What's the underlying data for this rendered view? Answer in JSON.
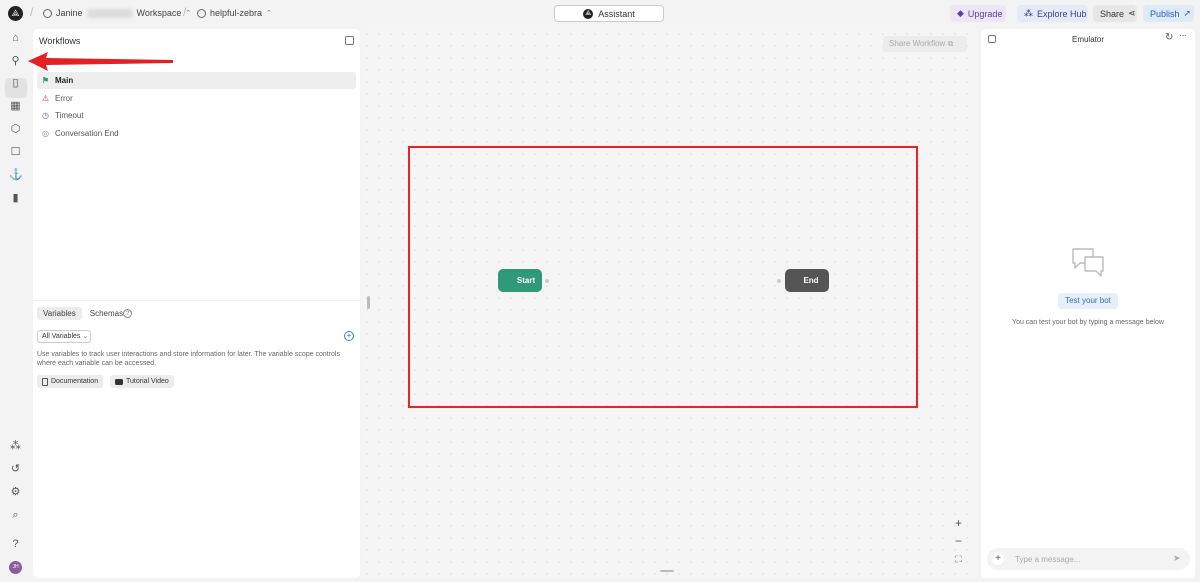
{
  "topbar": {
    "user_name": "Janine",
    "workspace_label": "Workspace",
    "project_name": "helpful-zebra",
    "center_tab_label": "Assistant",
    "upgrade_label": "Upgrade",
    "explore_hub_label": "Explore Hub",
    "share_label": "Share",
    "publish_label": "Publish"
  },
  "rail": {
    "top_icons": [
      "home-icon",
      "workflows-icon",
      "knowledge-book-icon",
      "table-icon",
      "integrations-icon",
      "bot-icon",
      "anchor-icon",
      "bookmark-icon"
    ],
    "bottom_icons": [
      "hub-icon",
      "history-icon",
      "settings-icon",
      "search-icon",
      "help-icon"
    ],
    "avatar_initials": "JH"
  },
  "workflows": {
    "title": "Workflows",
    "items": [
      {
        "label": "Main",
        "icon": "flag-icon",
        "active": true
      },
      {
        "label": "Error",
        "icon": "warning-icon",
        "active": false
      },
      {
        "label": "Timeout",
        "icon": "clock-icon",
        "active": false
      },
      {
        "label": "Conversation End",
        "icon": "end-circle-icon",
        "active": false
      }
    ]
  },
  "variables": {
    "tabs": [
      "Variables",
      "Schemas"
    ],
    "filter_value": "All Variables",
    "description": "Use variables to track user interactions and store information for later. The variable scope controls where each variable can be accessed.",
    "links": [
      "Documentation",
      "Tutorial Video"
    ]
  },
  "canvas": {
    "share_workflow_label": "Share Workflow",
    "start_node_label": "Start",
    "end_node_label": "End",
    "zoom_in": "+",
    "zoom_out": "−",
    "fit_view": "⛶"
  },
  "emulator": {
    "title": "Emulator",
    "test_button_label": "Test your bot",
    "test_description": "You can test your bot by typing a message below",
    "input_placeholder": "Type a message..."
  },
  "colors": {
    "start_node": "#2e9a78",
    "end_node": "#555555",
    "annotation_red": "#e22222",
    "publish_blue": "#2563c5"
  }
}
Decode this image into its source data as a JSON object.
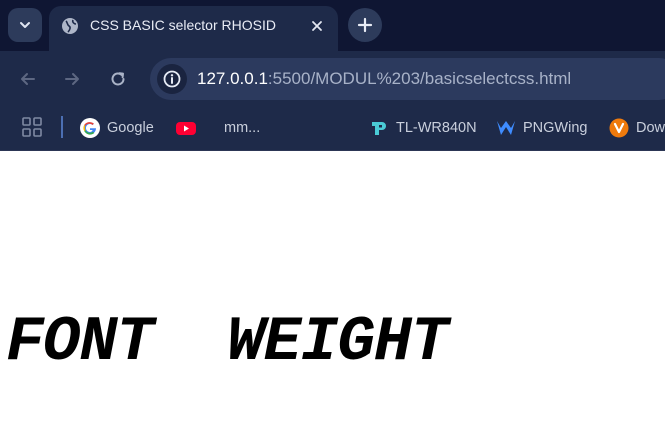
{
  "tab": {
    "title": "CSS BASIC selector RHOSID",
    "favicon": "globe-icon",
    "close_icon": "close-icon"
  },
  "toolbar": {
    "back_icon": "arrow-left-icon",
    "forward_icon": "arrow-right-icon",
    "reload_icon": "reload-icon"
  },
  "omnibox": {
    "url_host": "127.0.0.1",
    "url_rest": ":5500/MODUL%203/basicselectcss.html",
    "site_info_icon": "info-icon"
  },
  "bookmarks": [
    {
      "label": "Google",
      "icon": "google-icon"
    },
    {
      "label": "",
      "icon": "youtube-icon"
    },
    {
      "label": "mm...",
      "icon": ""
    },
    {
      "label": "TL-WR840N",
      "icon": "tplink-icon"
    },
    {
      "label": "PNGWing",
      "icon": "pngwing-icon"
    },
    {
      "label": "Dow",
      "icon": "download-icon"
    }
  ],
  "page": {
    "heading": "FONT  WEIGHT"
  },
  "colors": {
    "tabstrip_bg": "#0f1633",
    "toolbar_bg": "#1e2a49",
    "omnibox_bg": "#2c3a5e",
    "page_bg": "#ffffff",
    "heading_color": "#000000"
  }
}
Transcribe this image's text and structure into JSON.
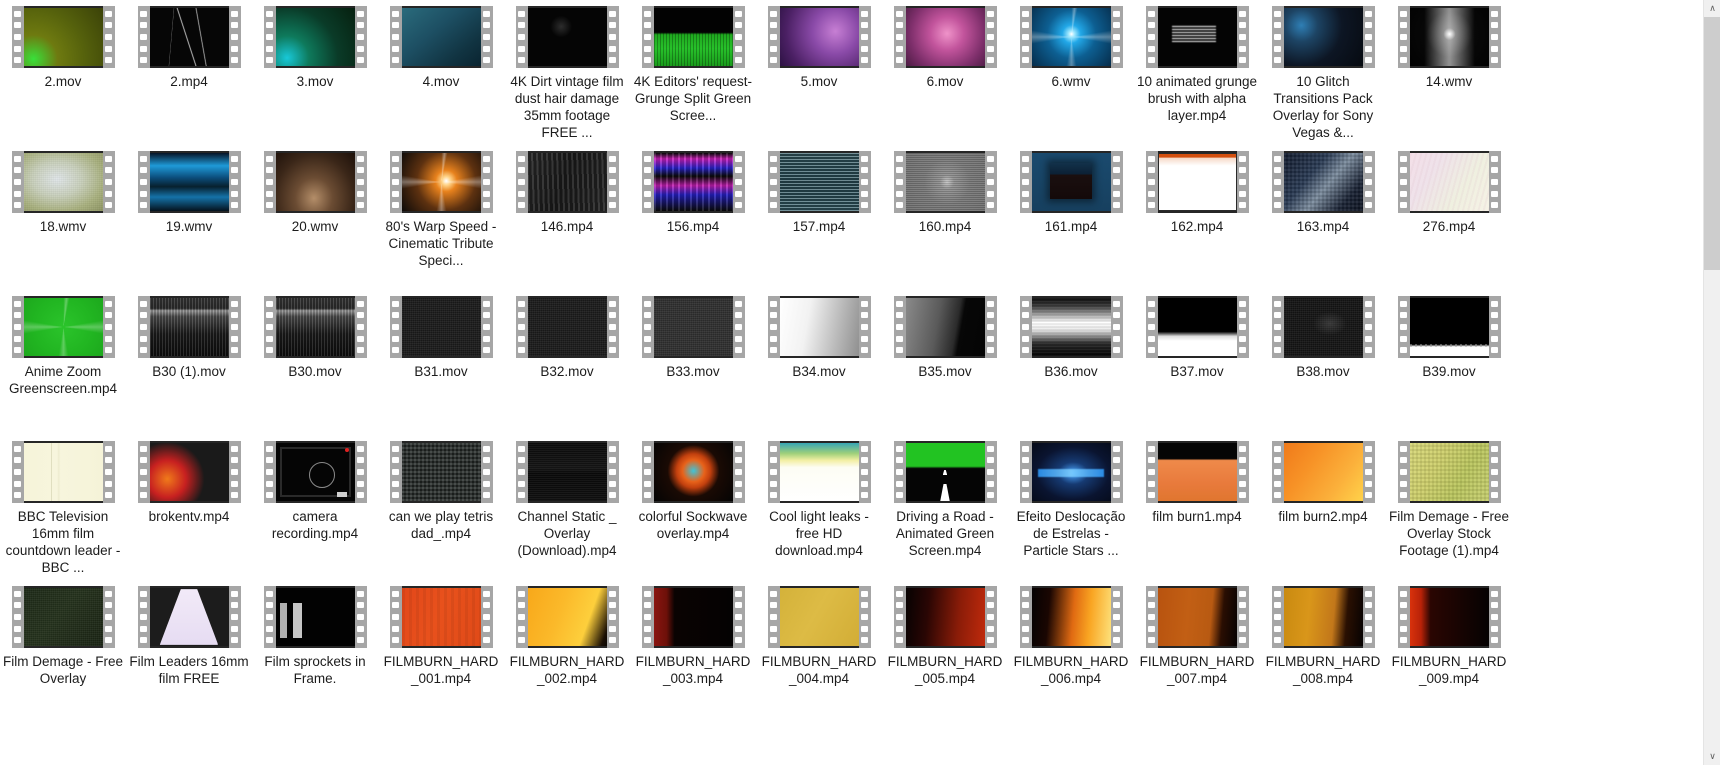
{
  "view": {
    "type": "file-explorer-grid",
    "columns": 13,
    "scrollbar": {
      "up_arrow": "∧",
      "down_arrow": "∨"
    }
  },
  "files": [
    {
      "name": "2.mov",
      "style": "olive-green-corner"
    },
    {
      "name": "2.mp4",
      "style": "black-scratches"
    },
    {
      "name": "3.mov",
      "style": "dark-green-cyan"
    },
    {
      "name": "4.mov",
      "style": "teal-blue-fade"
    },
    {
      "name": "4K Dirt vintage film dust hair damage 35mm footage FREE ...",
      "style": "near-black"
    },
    {
      "name": "4K Editors' request-Grunge Split Green Scree...",
      "style": "green-waveform"
    },
    {
      "name": "5.mov",
      "style": "purple-magenta"
    },
    {
      "name": "6.mov",
      "style": "magenta-pink"
    },
    {
      "name": "6.wmv",
      "style": "blue-starburst"
    },
    {
      "name": "10 animated grunge brush with alpha layer.mp4",
      "style": "white-brush-black"
    },
    {
      "name": "10 Glitch Transitions Pack Overlay for Sony Vegas &...",
      "style": "dark-rainbow-bokeh"
    },
    {
      "name": "14.wmv",
      "style": "white-flare-black"
    },
    {
      "name": "18.wmv",
      "style": "grunge-cream"
    },
    {
      "name": "19.wmv",
      "style": "blue-bands"
    },
    {
      "name": "20.wmv",
      "style": "brown-dark"
    },
    {
      "name": "80's Warp Speed - Cinematic Tribute Speci...",
      "style": "orange-starburst"
    },
    {
      "name": "146.mp4",
      "style": "dark-grey-grunge"
    },
    {
      "name": "156.mp4",
      "style": "magenta-glitch"
    },
    {
      "name": "157.mp4",
      "style": "teal-scanlines"
    },
    {
      "name": "160.mp4",
      "style": "grey-grain-dot"
    },
    {
      "name": "161.mp4",
      "style": "navy-screen"
    },
    {
      "name": "162.mp4",
      "style": "white-page-orange-bar"
    },
    {
      "name": "163.mp4",
      "style": "dark-blue-texture"
    },
    {
      "name": "276.mp4",
      "style": "pastel-pink"
    },
    {
      "name": "Anime Zoom Greenscreen.mp4",
      "style": "bright-green-burst"
    },
    {
      "name": "B30 (1).mov",
      "style": "grey-spectrogram"
    },
    {
      "name": "B30.mov",
      "style": "grey-spectrogram"
    },
    {
      "name": "B31.mov",
      "style": "black-grain"
    },
    {
      "name": "B32.mov",
      "style": "black-grain"
    },
    {
      "name": "B33.mov",
      "style": "dark-grain-light"
    },
    {
      "name": "B34.mov",
      "style": "white-to-grey"
    },
    {
      "name": "B35.mov",
      "style": "grey-diagonal-black"
    },
    {
      "name": "B36.mov",
      "style": "white-streak-black"
    },
    {
      "name": "B37.mov",
      "style": "black-top-white-bottom"
    },
    {
      "name": "B38.mov",
      "style": "very-dark-grain"
    },
    {
      "name": "B39.mov",
      "style": "black-white-strip"
    },
    {
      "name": "BBC Television 16mm film countdown leader - BBC ...",
      "style": "cream-leader"
    },
    {
      "name": "brokentv.mp4",
      "style": "color-bokeh"
    },
    {
      "name": "camera recording.mp4",
      "style": "black-rec-circle"
    },
    {
      "name": "can we play tetris dad_.mp4",
      "style": "dark-mosaic"
    },
    {
      "name": "Channel Static _ Overlay (Download).mp4",
      "style": "near-black-static"
    },
    {
      "name": "colorful Sockwave overlay.mp4",
      "style": "black-orange-blob"
    },
    {
      "name": "Cool light leaks - free HD download.mp4",
      "style": "white-top-gradient"
    },
    {
      "name": "Driving a Road - Animated Green Screen.mp4",
      "style": "green-road"
    },
    {
      "name": "Efeito Deslocação de Estrelas - Particle Stars ...",
      "style": "blue-stars-text"
    },
    {
      "name": "film burn1.mp4",
      "style": "orange-black-top"
    },
    {
      "name": "film burn2.mp4",
      "style": "orange-bright"
    },
    {
      "name": "Film Demage - Free Overlay Stock Footage (1).mp4",
      "style": "yellow-green-grunge"
    },
    {
      "name": "Film Demage - Free Overlay",
      "style": "dark-green-grunge"
    },
    {
      "name": "Film Leaders 16mm film FREE",
      "style": "white-cone-black"
    },
    {
      "name": "Film sprockets in Frame.",
      "style": "black-sprocket-text"
    },
    {
      "name": "FILMBURN_HARD_001.mp4",
      "style": "red-orange-flat"
    },
    {
      "name": "FILMBURN_HARD_002.mp4",
      "style": "amber-bright"
    },
    {
      "name": "FILMBURN_HARD_003.mp4",
      "style": "dark-red-left"
    },
    {
      "name": "FILMBURN_HARD_004.mp4",
      "style": "mustard-flat"
    },
    {
      "name": "FILMBURN_HARD_005.mp4",
      "style": "black-to-red"
    },
    {
      "name": "FILMBURN_HARD_006.mp4",
      "style": "black-to-amber"
    },
    {
      "name": "FILMBURN_HARD_007.mp4",
      "style": "orange-brown-right-black"
    },
    {
      "name": "FILMBURN_HARD_008.mp4",
      "style": "amber-right-black"
    },
    {
      "name": "FILMBURN_HARD_009.mp4",
      "style": "red-left-black"
    }
  ]
}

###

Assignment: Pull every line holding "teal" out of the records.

Written solution:
      "style": "teal-blue-fade"
      "style": "teal-scanlines"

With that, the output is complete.